*** Records shown

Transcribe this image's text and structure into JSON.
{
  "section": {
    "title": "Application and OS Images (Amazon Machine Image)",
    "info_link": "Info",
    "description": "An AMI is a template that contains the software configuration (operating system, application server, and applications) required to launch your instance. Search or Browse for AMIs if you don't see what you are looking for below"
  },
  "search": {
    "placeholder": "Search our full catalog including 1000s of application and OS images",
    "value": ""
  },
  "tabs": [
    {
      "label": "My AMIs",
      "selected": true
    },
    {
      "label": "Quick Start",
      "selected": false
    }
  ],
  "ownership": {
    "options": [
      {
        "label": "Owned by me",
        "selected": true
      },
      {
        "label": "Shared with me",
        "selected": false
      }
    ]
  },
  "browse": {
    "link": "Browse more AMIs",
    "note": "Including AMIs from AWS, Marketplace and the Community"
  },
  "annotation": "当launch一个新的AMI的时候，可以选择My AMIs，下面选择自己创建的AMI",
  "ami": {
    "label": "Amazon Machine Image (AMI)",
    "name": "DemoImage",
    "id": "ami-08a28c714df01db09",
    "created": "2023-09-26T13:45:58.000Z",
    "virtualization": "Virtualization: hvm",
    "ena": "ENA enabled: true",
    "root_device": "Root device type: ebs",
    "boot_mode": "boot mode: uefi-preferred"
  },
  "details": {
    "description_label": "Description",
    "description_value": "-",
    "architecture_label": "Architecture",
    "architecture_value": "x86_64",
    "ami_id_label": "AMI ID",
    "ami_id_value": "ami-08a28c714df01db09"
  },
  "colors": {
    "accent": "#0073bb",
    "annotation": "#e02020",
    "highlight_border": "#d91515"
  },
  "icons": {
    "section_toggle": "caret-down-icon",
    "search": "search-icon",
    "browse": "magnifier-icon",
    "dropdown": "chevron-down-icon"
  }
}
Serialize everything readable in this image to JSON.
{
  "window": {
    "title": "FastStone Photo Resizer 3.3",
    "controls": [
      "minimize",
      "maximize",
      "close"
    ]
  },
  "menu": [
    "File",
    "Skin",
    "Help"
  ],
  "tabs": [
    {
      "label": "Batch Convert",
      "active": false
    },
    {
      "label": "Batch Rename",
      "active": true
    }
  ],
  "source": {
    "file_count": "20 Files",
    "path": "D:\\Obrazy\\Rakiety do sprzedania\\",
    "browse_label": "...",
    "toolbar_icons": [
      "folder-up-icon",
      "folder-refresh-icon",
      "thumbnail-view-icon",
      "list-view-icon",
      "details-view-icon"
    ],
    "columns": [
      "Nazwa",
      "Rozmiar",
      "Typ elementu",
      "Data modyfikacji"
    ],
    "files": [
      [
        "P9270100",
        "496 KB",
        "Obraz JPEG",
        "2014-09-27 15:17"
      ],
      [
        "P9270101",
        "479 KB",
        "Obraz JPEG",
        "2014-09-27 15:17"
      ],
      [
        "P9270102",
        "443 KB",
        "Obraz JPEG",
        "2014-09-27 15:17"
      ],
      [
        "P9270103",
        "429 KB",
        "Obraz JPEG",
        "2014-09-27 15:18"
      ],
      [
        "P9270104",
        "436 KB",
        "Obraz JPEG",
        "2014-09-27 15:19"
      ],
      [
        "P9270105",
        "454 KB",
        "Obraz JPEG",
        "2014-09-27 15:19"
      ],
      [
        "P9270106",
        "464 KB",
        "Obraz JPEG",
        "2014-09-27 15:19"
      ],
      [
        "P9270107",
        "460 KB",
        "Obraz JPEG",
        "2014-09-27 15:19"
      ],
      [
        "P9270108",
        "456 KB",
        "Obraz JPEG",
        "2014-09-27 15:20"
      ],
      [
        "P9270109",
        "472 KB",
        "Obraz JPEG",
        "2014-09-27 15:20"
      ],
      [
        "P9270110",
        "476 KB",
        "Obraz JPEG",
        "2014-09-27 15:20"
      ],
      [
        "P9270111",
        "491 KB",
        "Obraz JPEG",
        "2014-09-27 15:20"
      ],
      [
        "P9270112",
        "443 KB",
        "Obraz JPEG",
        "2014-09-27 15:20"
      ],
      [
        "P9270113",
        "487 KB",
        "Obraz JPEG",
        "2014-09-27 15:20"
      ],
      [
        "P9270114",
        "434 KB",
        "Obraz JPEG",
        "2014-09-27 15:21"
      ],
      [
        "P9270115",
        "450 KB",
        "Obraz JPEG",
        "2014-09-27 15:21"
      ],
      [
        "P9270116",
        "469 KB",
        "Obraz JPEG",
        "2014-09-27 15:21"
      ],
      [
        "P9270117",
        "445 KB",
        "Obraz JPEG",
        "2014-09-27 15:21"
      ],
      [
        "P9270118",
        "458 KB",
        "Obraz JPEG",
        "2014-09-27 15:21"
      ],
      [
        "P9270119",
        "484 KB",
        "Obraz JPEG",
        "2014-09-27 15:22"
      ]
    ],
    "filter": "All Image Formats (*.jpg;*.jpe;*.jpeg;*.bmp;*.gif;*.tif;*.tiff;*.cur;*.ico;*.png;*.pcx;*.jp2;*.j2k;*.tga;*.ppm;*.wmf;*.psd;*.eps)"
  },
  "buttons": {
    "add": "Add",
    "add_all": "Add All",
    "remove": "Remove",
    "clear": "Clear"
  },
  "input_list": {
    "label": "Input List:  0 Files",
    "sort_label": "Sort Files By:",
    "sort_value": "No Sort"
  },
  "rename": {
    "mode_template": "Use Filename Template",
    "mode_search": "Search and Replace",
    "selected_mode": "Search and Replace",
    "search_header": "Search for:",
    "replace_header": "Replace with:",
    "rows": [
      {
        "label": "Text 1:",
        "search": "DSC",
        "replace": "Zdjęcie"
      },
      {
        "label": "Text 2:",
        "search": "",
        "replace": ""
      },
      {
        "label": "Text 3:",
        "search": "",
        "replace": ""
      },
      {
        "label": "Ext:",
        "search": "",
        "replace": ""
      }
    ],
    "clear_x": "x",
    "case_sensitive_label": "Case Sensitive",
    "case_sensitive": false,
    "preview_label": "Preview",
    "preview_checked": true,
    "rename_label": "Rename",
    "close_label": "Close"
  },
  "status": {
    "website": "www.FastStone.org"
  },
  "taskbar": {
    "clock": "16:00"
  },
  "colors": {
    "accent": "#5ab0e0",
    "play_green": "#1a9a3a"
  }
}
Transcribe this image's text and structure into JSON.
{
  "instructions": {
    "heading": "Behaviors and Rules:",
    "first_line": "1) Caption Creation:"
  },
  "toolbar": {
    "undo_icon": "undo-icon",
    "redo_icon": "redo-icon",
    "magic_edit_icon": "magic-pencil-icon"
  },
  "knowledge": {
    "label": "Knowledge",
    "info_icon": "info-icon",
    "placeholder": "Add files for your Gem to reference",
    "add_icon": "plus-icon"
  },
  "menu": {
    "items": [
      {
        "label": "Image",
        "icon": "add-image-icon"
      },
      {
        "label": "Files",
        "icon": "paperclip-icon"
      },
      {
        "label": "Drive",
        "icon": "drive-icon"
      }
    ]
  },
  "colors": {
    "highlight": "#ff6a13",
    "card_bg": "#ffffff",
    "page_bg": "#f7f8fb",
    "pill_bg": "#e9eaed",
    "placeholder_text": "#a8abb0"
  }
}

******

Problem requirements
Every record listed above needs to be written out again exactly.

Exercise result
Transcribe this image's text and structure into JSON.
{
  "section": {
    "title": "Application and OS Images (Amazon Machine Image)",
    "info_link": "Info",
    "description": "An AMI is a template that contains the software configuration (operating system, application server, and applications) required to launch your instance. Search or Browse for AMIs if you don't see what you are looking for below"
  },
  "search": {
    "placeholder": "Search our full catalog including 1000s of application and OS images",
    "value": ""
  },
  "tabs": [
    {
      "label": "My AMIs",
      "selected": true
    },
    {
      "label": "Quick Start",
      "selected": false
    }
  ],
  "ownership": {
    "options": [
      {
        "label": "Owned by me",
        "selected": true
      },
      {
        "label": "Shared with me",
        "selected": false
      }
    ]
  },
  "browse": {
    "link": "Browse more AMIs",
    "note": "Including AMIs from AWS, Marketplace and the Community"
  },
  "annotation": "当launch一个新的AMI的时候，可以选择My AMIs，下面选择自己创建的AMI",
  "ami": {
    "label": "Amazon Machine Image (AMI)",
    "name": "DemoImage",
    "id": "ami-08a28c714df01db09",
    "created": "2023-09-26T13:45:58.000Z",
    "virtualization": "Virtualization: hvm",
    "ena": "ENA enabled: true",
    "root_device": "Root device type: ebs",
    "boot_mode": "boot mode: uefi-preferred"
  },
  "details": {
    "description_label": "Description",
    "description_value": "-",
    "architecture_label": "Architecture",
    "architecture_value": "x86_64",
    "ami_id_label": "AMI ID",
    "ami_id_value": "ami-08a28c714df01db09"
  },
  "colors": {
    "accent": "#0073bb",
    "annotation": "#e02020",
    "highlight_border": "#d91515"
  },
  "icons": {
    "section_toggle": "caret-down-icon",
    "search": "search-icon",
    "browse": "magnifier-icon",
    "dropdown": "chevron-down-icon"
  }
}
Serialize everything readable in this image to JSON.
{
  "window": {
    "title": "FastStone Photo Resizer 3.3",
    "controls": [
      "minimize",
      "maximize",
      "close"
    ]
  },
  "menu": [
    "File",
    "Skin",
    "Help"
  ],
  "tabs": [
    {
      "label": "Batch Convert",
      "active": false
    },
    {
      "label": "Batch Rename",
      "active": true
    }
  ],
  "source": {
    "file_count": "20 Files",
    "path": "D:\\Obrazy\\Rakiety do sprzedania\\",
    "browse_label": "...",
    "toolbar_icons": [
      "folder-up-icon",
      "folder-refresh-icon",
      "thumbnail-view-icon",
      "list-view-icon",
      "details-view-icon"
    ],
    "columns": [
      "Nazwa",
      "Rozmiar",
      "Typ elementu",
      "Data modyfikacji"
    ],
    "files": [
      [
        "P9270100",
        "496 KB",
        "Obraz JPEG",
        "2014-09-27 15:17"
      ],
      [
        "P9270101",
        "479 KB",
        "Obraz JPEG",
        "2014-09-27 15:17"
      ],
      [
        "P9270102",
        "443 KB",
        "Obraz JPEG",
        "2014-09-27 15:17"
      ],
      [
        "P9270103",
        "429 KB",
        "Obraz JPEG",
        "2014-09-27 15:18"
      ],
      [
        "P9270104",
        "436 KB",
        "Obraz JPEG",
        "2014-09-27 15:19"
      ],
      [
        "P9270105",
        "454 KB",
        "Obraz JPEG",
        "2014-09-27 15:19"
      ],
      [
        "P9270106",
        "464 KB",
        "Obraz JPEG",
        "2014-09-27 15:19"
      ],
      [
        "P9270107",
        "460 KB",
        "Obraz JPEG",
        "2014-09-27 15:19"
      ],
      [
        "P9270108",
        "456 KB",
        "Obraz JPEG",
        "2014-09-27 15:20"
      ],
      [
        "P9270109",
        "472 KB",
        "Obraz JPEG",
        "2014-09-27 15:20"
      ],
      [
        "P9270110",
        "476 KB",
        "Obraz JPEG",
        "2014-09-27 15:20"
      ],
      [
        "P9270111",
        "491 KB",
        "Obraz JPEG",
        "2014-09-27 15:20"
      ],
      [
        "P9270112",
        "443 KB",
        "Obraz JPEG",
        "2014-09-27 15:20"
      ],
      [
        "P9270113",
        "487 KB",
        "Obraz JPEG",
        "2014-09-27 15:20"
      ],
      [
        "P9270114",
        "434 KB",
        "Obraz JPEG",
        "2014-09-27 15:21"
      ],
      [
        "P9270115",
        "450 KB",
        "Obraz JPEG",
        "2014-09-27 15:21"
      ],
      [
        "P9270116",
        "469 KB",
        "Obraz JPEG",
        "2014-09-27 15:21"
      ],
      [
        "P9270117",
        "445 KB",
        "Obraz JPEG",
        "2014-09-27 15:21"
      ],
      [
        "P9270118",
        "458 KB",
        "Obraz JPEG",
        "2014-09-27 15:21"
      ],
      [
        "P9270119",
        "484 KB",
        "Obraz JPEG",
        "2014-09-27 15:22"
      ]
    ],
    "filter": "All Image Formats (*.jpg;*.jpe;*.jpeg;*.bmp;*.gif;*.tif;*.tiff;*.cur;*.ico;*.png;*.pcx;*.jp2;*.j2k;*.tga;*.ppm;*.wmf;*.psd;*.eps)"
  },
  "buttons": {
    "add": "Add",
    "add_all": "Add All",
    "remove": "Remove",
    "clear": "Clear"
  },
  "input_list": {
    "label": "Input List:  0 Files",
    "sort_label": "Sort Files By:",
    "sort_value": "No Sort"
  },
  "rename": {
    "mode_template": "Use Filename Template",
    "mode_search": "Search and Replace",
    "selected_mode": "Search and Replace",
    "search_header": "Search for:",
    "replace_header": "Replace with:",
    "rows": [
      {
        "label": "Text 1:",
        "search": "DSC",
        "replace": "Zdjęcie"
      },
      {
        "label": "Text 2:",
        "search": "",
        "replace": ""
      },
      {
        "label": "Text 3:",
        "search": "",
        "replace": ""
      },
      {
        "label": "Ext:",
        "search": "",
        "replace": ""
      }
    ],
    "clear_x": "x",
    "case_sensitive_label": "Case Sensitive",
    "case_sensitive": false,
    "preview_label": "Preview",
    "preview_checked": true,
    "rename_label": "Rename",
    "close_label": "Close"
  },
  "status": {
    "website": "www.FastStone.org"
  },
  "taskbar": {
    "clock": "16:00"
  },
  "colors": {
    "accent": "#5ab0e0",
    "play_green": "#1a9a3a"
  }
}
Transcribe this image's text and structure into JSON.
{
  "instructions": {
    "heading": "Behaviors and Rules:",
    "first_line": "1) Caption Creation:"
  },
  "toolbar": {
    "undo_icon": "undo-icon",
    "redo_icon": "redo-icon",
    "magic_edit_icon": "magic-pencil-icon"
  },
  "knowledge": {
    "label": "Knowledge",
    "info_icon": "info-icon",
    "placeholder": "Add files for your Gem to reference",
    "add_icon": "plus-icon"
  },
  "menu": {
    "items": [
      {
        "label": "Image",
        "icon": "add-image-icon"
      },
      {
        "label": "Files",
        "icon": "paperclip-icon"
      },
      {
        "label": "Drive",
        "icon": "drive-icon"
      }
    ]
  },
  "colors": {
    "highlight": "#ff6a13",
    "card_bg": "#ffffff",
    "page_bg": "#f7f8fb",
    "pill_bg": "#e9eaed",
    "placeholder_text": "#a8abb0"
  }
}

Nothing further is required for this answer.